As Ontario school systems face an increase in the number of children in one class, more and more parents are looking for alternatives to the larger class sizes. For many, Montessori is an obvious option because of our ratio of student to teacher in much lower. The downside to this is that many daycare facilities, seeking an opportunity, may boast a “Montessori environment” in order to sell parents what they think is a more desirable option.
What many consumers don’t know is that Montessori is not legally branded or patented, which means anyone can open a Montessori school. Daycares that are licensed and follow all of the regulations as laid out by the Ministry of Education may look great to the consumer, and they may have an excellent daycare program, but when terms like “Montessori” or “Montessori style” are being used, that is when we need to look a little closer.

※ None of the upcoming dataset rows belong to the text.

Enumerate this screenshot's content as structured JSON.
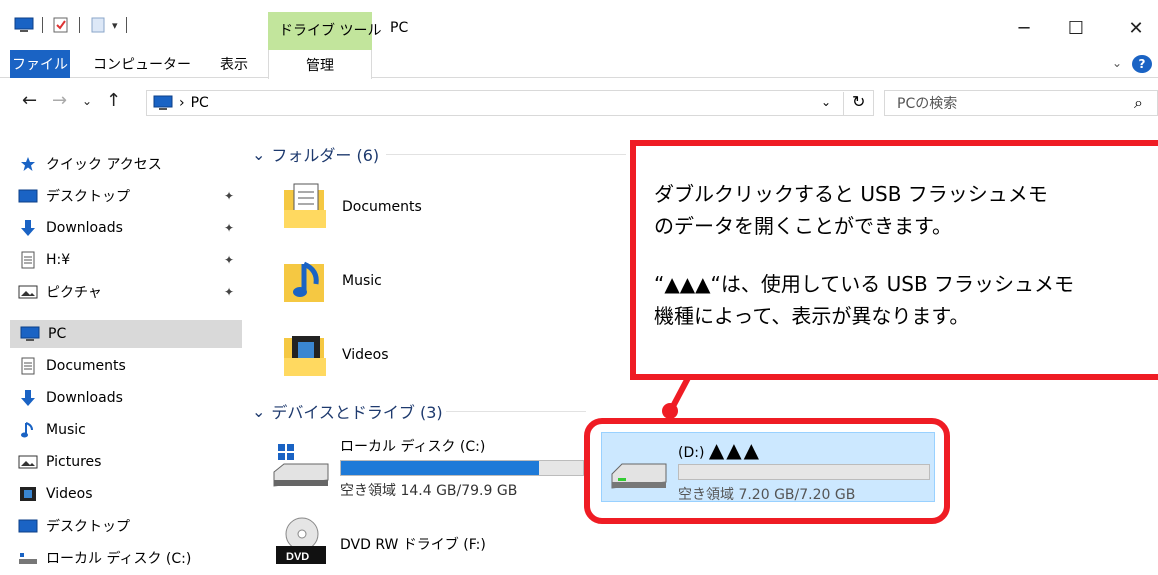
{
  "titlebar": {
    "context_tab": "ドライブ ツール",
    "title": "PC",
    "minimize": "─",
    "maximize": "☐",
    "close": "✕"
  },
  "ribbon": {
    "tabs": [
      "ファイル",
      "コンピューター",
      "表示",
      "管理"
    ],
    "expand": "⌄",
    "help": "?"
  },
  "address": {
    "path": "PC",
    "separator": "›",
    "dropdown": "⌄",
    "refresh": "↻",
    "search_placeholder": "PCの検索",
    "search_icon": "⌕"
  },
  "nav": {
    "back": "←",
    "forward": "→",
    "recent": "⌄",
    "up": "↑"
  },
  "sidebar": {
    "quick_access": "クイック アクセス",
    "quick_items": [
      {
        "label": "デスクトップ",
        "icon": "desktop-icon"
      },
      {
        "label": "Downloads",
        "icon": "download-arrow-icon"
      },
      {
        "label": "H:¥",
        "icon": "document-icon"
      },
      {
        "label": "ピクチャ",
        "icon": "pictures-icon"
      }
    ],
    "pin": "📌",
    "pc": "PC",
    "pc_items": [
      {
        "label": "Documents",
        "icon": "document-icon"
      },
      {
        "label": "Downloads",
        "icon": "download-arrow-icon"
      },
      {
        "label": "Music",
        "icon": "music-note-icon"
      },
      {
        "label": "Pictures",
        "icon": "pictures-icon"
      },
      {
        "label": "Videos",
        "icon": "film-icon"
      },
      {
        "label": "デスクトップ",
        "icon": "desktop-icon"
      },
      {
        "label": "ローカル ディスク (C:)",
        "icon": "drive-icon"
      }
    ]
  },
  "content": {
    "folders_header": "フォルダー (6)",
    "folders": [
      "Documents",
      "Music",
      "Videos"
    ],
    "devices_header": "デバイスとドライブ (3)",
    "drives": [
      {
        "name": "ローカル ディスク (C:)",
        "free": "空き領域 14.4 GB/79.9 GB",
        "used_fraction": 0.82
      },
      {
        "name": "(D:)",
        "suffix": "▲▲▲",
        "free": "空き領域 7.20 GB/7.20 GB",
        "used_fraction": 0.0
      },
      {
        "name": "DVD RW ドライブ (F:)"
      }
    ]
  },
  "callout": {
    "line1": "ダブルクリックすると USB フラッシュメモ",
    "line2": "のデータを開くことができます。",
    "line3": "“▲▲▲“は、使用している USB フラッシュメモ",
    "line4": "機種によって、表示が異なります。"
  },
  "colors": {
    "accent": "#1a63c4",
    "context_green": "#c2e59c",
    "selection": "#cce8ff",
    "annotation_red": "#ef1c24"
  }
}
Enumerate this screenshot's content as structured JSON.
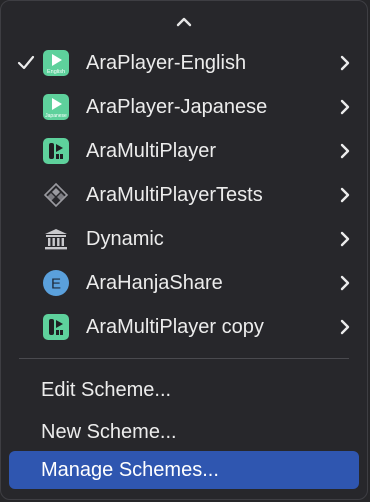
{
  "menu": {
    "scroll_icon": "chevron-up-icon",
    "schemes": [
      {
        "label": "AraPlayer-English",
        "checked": true,
        "icon": "app-target-icon",
        "icon_caption": "English"
      },
      {
        "label": "AraPlayer-Japanese",
        "checked": false,
        "icon": "app-target-icon",
        "icon_caption": "Japanese"
      },
      {
        "label": "AraMultiPlayer",
        "checked": false,
        "icon": "multiplayer-app-icon"
      },
      {
        "label": "AraMultiPlayerTests",
        "checked": false,
        "icon": "test-bundle-icon"
      },
      {
        "label": "Dynamic",
        "checked": false,
        "icon": "framework-icon"
      },
      {
        "label": "AraHanjaShare",
        "checked": false,
        "icon": "extension-icon",
        "icon_letter": "E"
      },
      {
        "label": "AraMultiPlayer copy",
        "checked": false,
        "icon": "multiplayer-app-icon"
      }
    ],
    "actions": [
      {
        "label": "Edit Scheme..."
      },
      {
        "label": "New Scheme..."
      },
      {
        "label": "Manage Schemes...",
        "highlighted": true
      }
    ]
  },
  "colors": {
    "background": "#27272b",
    "text": "#ececec",
    "highlight": "#2f56b0",
    "app_icon_green": "#5ed19c",
    "extension_blue": "#5aa0dc"
  }
}
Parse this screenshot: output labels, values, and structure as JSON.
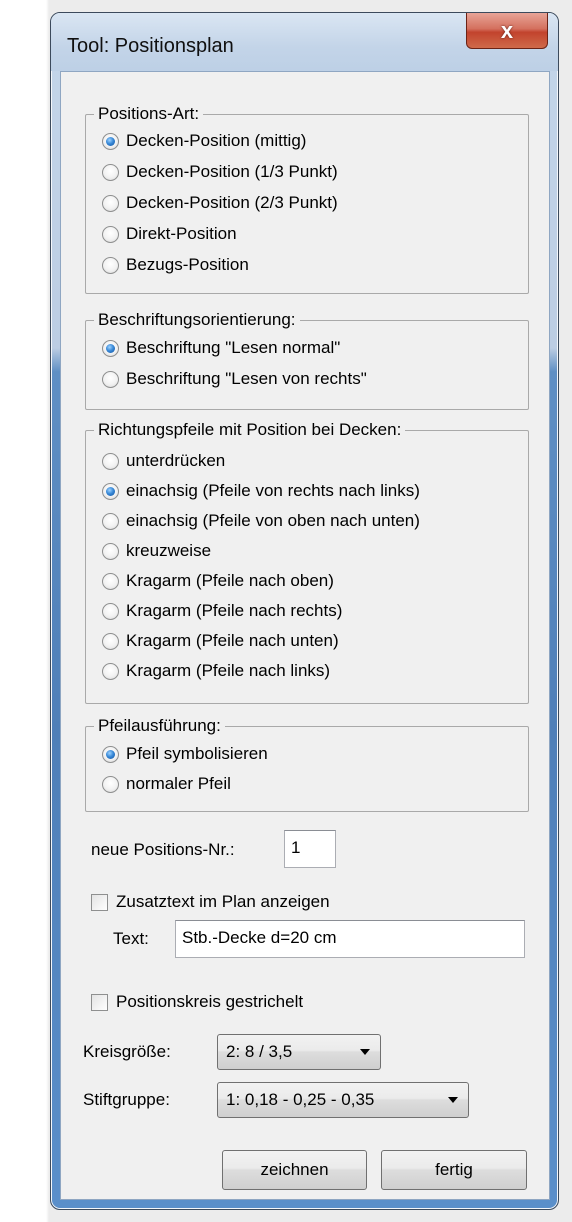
{
  "window": {
    "title": "Tool: Positionsplan",
    "close_label": "x"
  },
  "positions_art": {
    "legend": "Positions-Art:",
    "options": [
      {
        "label": "Decken-Position (mittig)",
        "checked": true
      },
      {
        "label": "Decken-Position (1/3 Punkt)",
        "checked": false
      },
      {
        "label": "Decken-Position (2/3 Punkt)",
        "checked": false
      },
      {
        "label": "Direkt-Position",
        "checked": false
      },
      {
        "label": "Bezugs-Position",
        "checked": false
      }
    ]
  },
  "beschriftung": {
    "legend": "Beschriftungsorientierung:",
    "options": [
      {
        "label": "Beschriftung \"Lesen normal\"",
        "checked": true
      },
      {
        "label": "Beschriftung \"Lesen von rechts\"",
        "checked": false
      }
    ]
  },
  "richtungspfeile": {
    "legend": "Richtungspfeile mit Position bei Decken:",
    "options": [
      {
        "label": "unterdrücken",
        "checked": false
      },
      {
        "label": "einachsig (Pfeile von rechts nach links)",
        "checked": true
      },
      {
        "label": "einachsig (Pfeile von oben nach unten)",
        "checked": false
      },
      {
        "label": "kreuzweise",
        "checked": false
      },
      {
        "label": "Kragarm (Pfeile nach oben)",
        "checked": false
      },
      {
        "label": "Kragarm (Pfeile nach rechts)",
        "checked": false
      },
      {
        "label": "Kragarm (Pfeile nach unten)",
        "checked": false
      },
      {
        "label": "Kragarm (Pfeile nach links)",
        "checked": false
      }
    ]
  },
  "pfeilausfuehrung": {
    "legend": "Pfeilausführung:",
    "options": [
      {
        "label": "Pfeil symbolisieren",
        "checked": true
      },
      {
        "label": "normaler Pfeil",
        "checked": false
      }
    ]
  },
  "neue_position": {
    "label": "neue Positions-Nr.:",
    "value": "1"
  },
  "zusatztext": {
    "label": "Zusatztext im Plan anzeigen",
    "checked": false
  },
  "text_field": {
    "label": "Text:",
    "value": "Stb.-Decke  d=20 cm"
  },
  "positionskreis": {
    "label": "Positionskreis gestrichelt",
    "checked": false
  },
  "kreisgroesse": {
    "label": "Kreisgröße:",
    "value": "2:  8 / 3,5"
  },
  "stiftgruppe": {
    "label": "Stiftgruppe:",
    "value": "1:  0,18 - 0,25 - 0,35"
  },
  "buttons": {
    "zeichnen": "zeichnen",
    "fertig": "fertig"
  }
}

Firstly, reading about Montessori philosophy and applying it to a program is very different than attending Montessori college and learning precisely how to understand and apply the philosophy. The very first question that any parent interested in sending their child to a Montessori program should ask is, “where did your teachers receive their training?” In Ontario, there are three major Montessori training Centres. There is the American Montessori Society (AMS), the Toronto Montessori Institute (TMI) and the Association Montessori International (AMI). All require prospective teachers-in-training to have a minimum 2-year college degree and most prefer a four-year university degree before they can even apply to Montessori college. The Montessori training itself is broken down into separate levels. The first being infant, then toddler. Casa is the next level and that is the 3-6-year-old grouping. The next grouping is 6-9 years, commonly referred to as Lower Elementary, and the Upper Elementary is 9-12 years of age. In larger cities, one may even find a Montessori high school. Each teacher training program consists of the study of the Montessori philosophy and how to apply it, as well as hands-on training with all of the various materials. It takes up to a year or better to complete a level.

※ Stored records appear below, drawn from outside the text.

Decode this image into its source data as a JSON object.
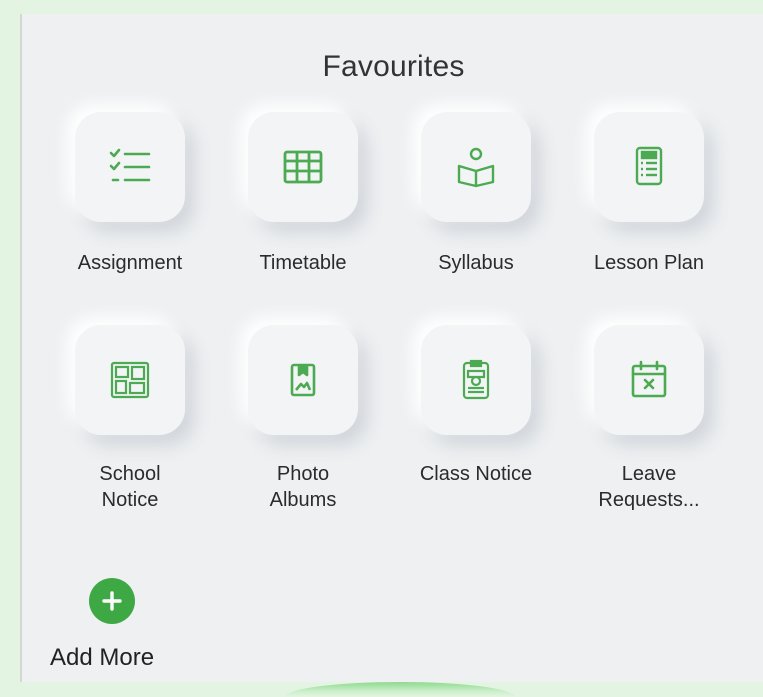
{
  "section": {
    "title": "Favourites"
  },
  "favourites": [
    {
      "label": "Assignment",
      "icon": "checklist-icon"
    },
    {
      "label": "Timetable",
      "icon": "grid-table-icon"
    },
    {
      "label": "Syllabus",
      "icon": "person-book-icon"
    },
    {
      "label": "Lesson Plan",
      "icon": "document-list-icon"
    },
    {
      "label_line1": "School",
      "label_line2": "Notice",
      "icon": "bulletin-board-icon"
    },
    {
      "label_line1": "Photo",
      "label_line2": "Albums",
      "icon": "photo-album-icon"
    },
    {
      "label": "Class Notice",
      "icon": "clipboard-icon"
    },
    {
      "label_line1": "Leave",
      "label_line2": "Requests...",
      "icon": "calendar-cancel-icon"
    }
  ],
  "add_more": {
    "label": "Add More",
    "icon": "plus-icon"
  },
  "colors": {
    "accent": "#3ea845",
    "icon": "#4caa52",
    "panel": "#eef0f2",
    "background": "#e4f4e2"
  }
}
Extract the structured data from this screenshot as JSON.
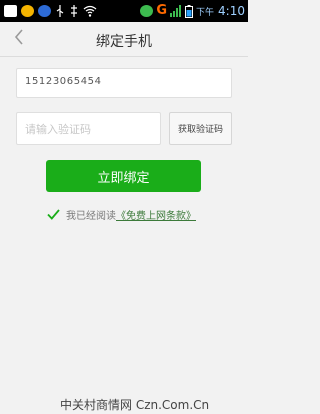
{
  "statusbar": {
    "network_label": "G",
    "time_prefix": "下午",
    "time": "4:10",
    "icons": [
      "notification-icon",
      "bear-icon",
      "badge-icon",
      "usb-icon",
      "usb-debug-icon",
      "wifi-icon",
      "signal-icon",
      "battery-icon"
    ]
  },
  "navbar": {
    "title": "绑定手机",
    "back_icon": "chevron-left-icon"
  },
  "form": {
    "phone_value": "15123065454",
    "code_placeholder": "请输入验证码",
    "get_code_label": "获取验证码",
    "bind_label": "立即绑定",
    "agree_text": "我已经阅读",
    "terms_label": "《免费上网条款》"
  },
  "watermark": "中关村商情网 Czn.Com.Cn",
  "colors": {
    "primary": "#1aad19",
    "background": "#f2f2f2"
  }
}
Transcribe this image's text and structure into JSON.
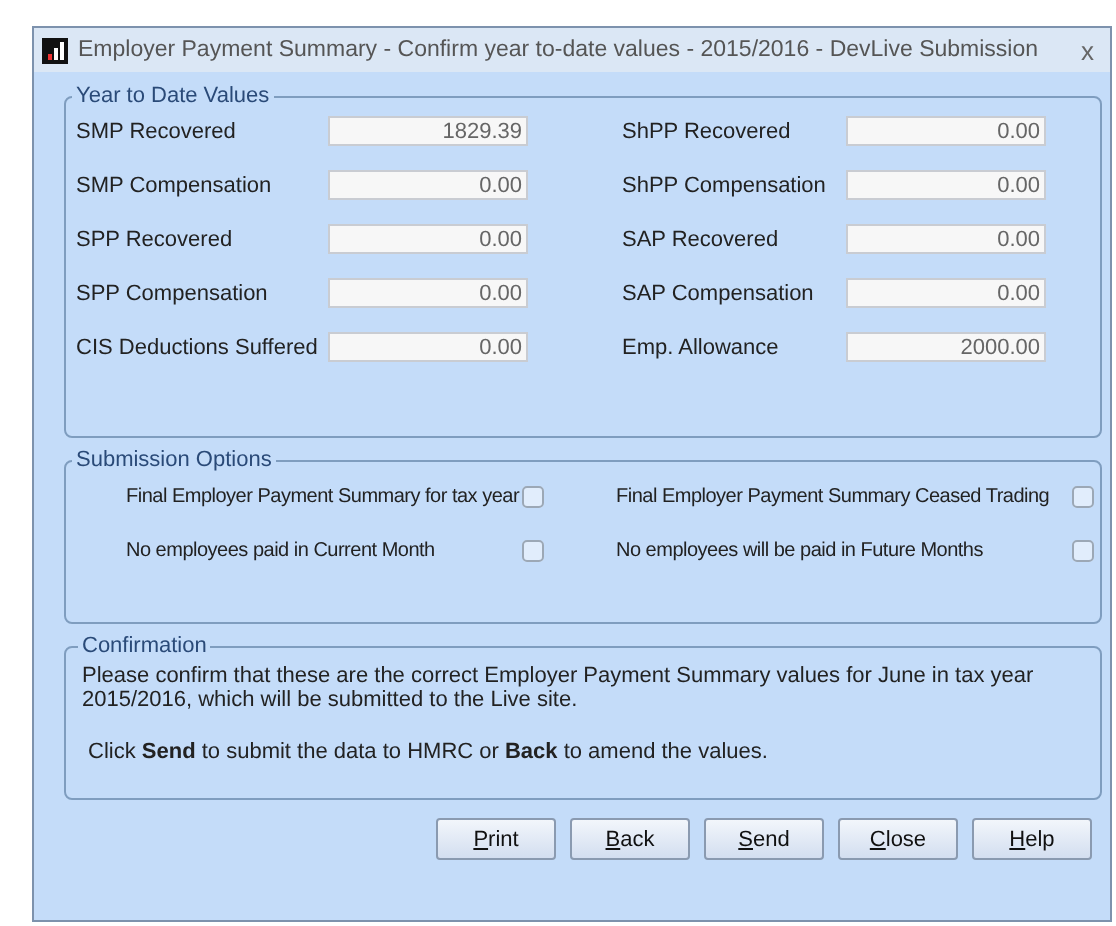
{
  "window": {
    "title": "Employer Payment Summary - Confirm year to-date values - 2015/2016 - DevLive Submission",
    "close": "x"
  },
  "year_to_date": {
    "title": "Year to Date Values",
    "fields": [
      {
        "label": "SMP Recovered",
        "value": "1829.39"
      },
      {
        "label": "ShPP Recovered",
        "value": "0.00"
      },
      {
        "label": "SMP Compensation",
        "value": "0.00"
      },
      {
        "label": "ShPP Compensation",
        "value": "0.00"
      },
      {
        "label": "SPP Recovered",
        "value": "0.00"
      },
      {
        "label": "SAP Recovered",
        "value": "0.00"
      },
      {
        "label": "SPP Compensation",
        "value": "0.00"
      },
      {
        "label": "SAP Compensation",
        "value": "0.00"
      },
      {
        "label": "CIS Deductions Suffered",
        "value": "0.00"
      },
      {
        "label": "Emp. Allowance",
        "value": "2000.00"
      }
    ]
  },
  "submission_options": {
    "title": "Submission Options",
    "options": [
      {
        "label": "Final Employer Payment Summary for tax year",
        "checked": false
      },
      {
        "label": "Final Employer Payment Summary Ceased Trading",
        "checked": false
      },
      {
        "label": "No employees paid in Current Month",
        "checked": false
      },
      {
        "label": "No employees will be paid in Future Months",
        "checked": false
      }
    ]
  },
  "confirmation": {
    "title": "Confirmation",
    "paragraphs": [
      "Please confirm that these are the correct Employer Payment Summary values for June in tax year 2015/2016, which will be submitted to the Live site.",
      "Click **Send** to submit the data to HMRC or **Back** to amend the values."
    ]
  },
  "buttons": [
    "Print",
    "Back",
    "Send",
    "Close",
    "Help"
  ]
}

The next question parents should ask is, “does the school has any affiliations?” Montessori schools usually are affiliated with one or more Montessori training programs such as AMS, TMI or AMI. All of these programs offer conferences and workshops where we, as Montessori teachers can continue our education.

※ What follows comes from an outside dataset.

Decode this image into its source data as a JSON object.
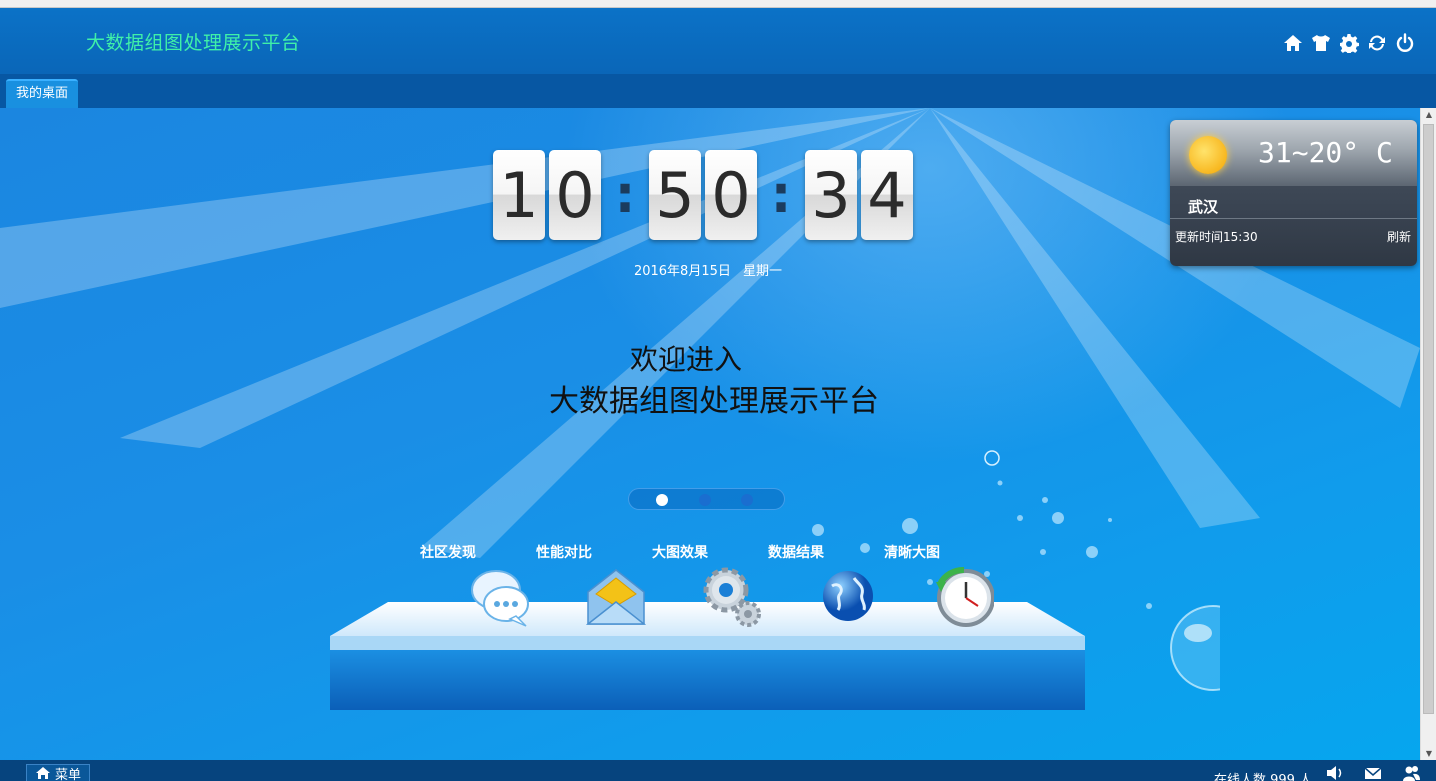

Who started the Montessori Method? Dr. Maria Montessori was the first woman physician to graduate from the University of Rome. She was a dedicated scientist and educator. She first became involved with education when she treated underprivileged children in the San Lorenzo district of Rome. From her observations and actual experiences with these children, she developed specific materials and an approach to child education that won her world acclaim. Dr. Maria Montessori opened her first school, “Casa Dei Bambini”, (Children’s House), in Rome in 1907.
Maria Montessori felt that children have an “Absorbent Mind”. They are driven from within to effortlessly absorb everything from their environment. If free to learn, children will joyfully select activities that develop their abilities. They are stimulated by the environment around them, and they have a passion to learn. Children should be the pivot of their own education. The prepared environment best fills this need to grow and learn.
The Montessori leader is the dynamic link between the children and the Montessori learning materials. She/he presents the exercises to the children and they, in turn, learn through their repetitive manipulation of those materials. As children begin to develop their inner-selves, their love for learning continuously expands. The Montessori Method is an “approach to learning” and as such, has no distinction of class or intelligence. It has been used successfully in all parts of the world.
In most preschools and kindergartens, a teacher teaches the children educational concepts in a group. In Montessori, children learn by having individualized lessons and then by working independently with specially designed materials in a prepared environment. The children advance through the materials from the simple to the complex, building on what they have accomplished. There is a three-year age mix in each class, so the children can learn from one another and become active role models. The student-teacher ratio is lower than that of other programs, allowing for more individualized learning.
Educators and psychologists agree that intelligence undergoes important development between birth and age six. A child’s mind is extremely absorbent and curiosity is at a peak during these early years. When properly nourished and stimulated, the child forms healthy patterns for a lifetime of learning. The Montessori system has proved to be one of the most effective methods to guide a child through these critical years.
In closing I would urge all parents to visit a Montessori school, take a tour and observe the children. Listen to the hum of the busied students, take note the independence and the joy for learning. I guarantee that you will be amazed by the harmony found in a Montessori Classroom!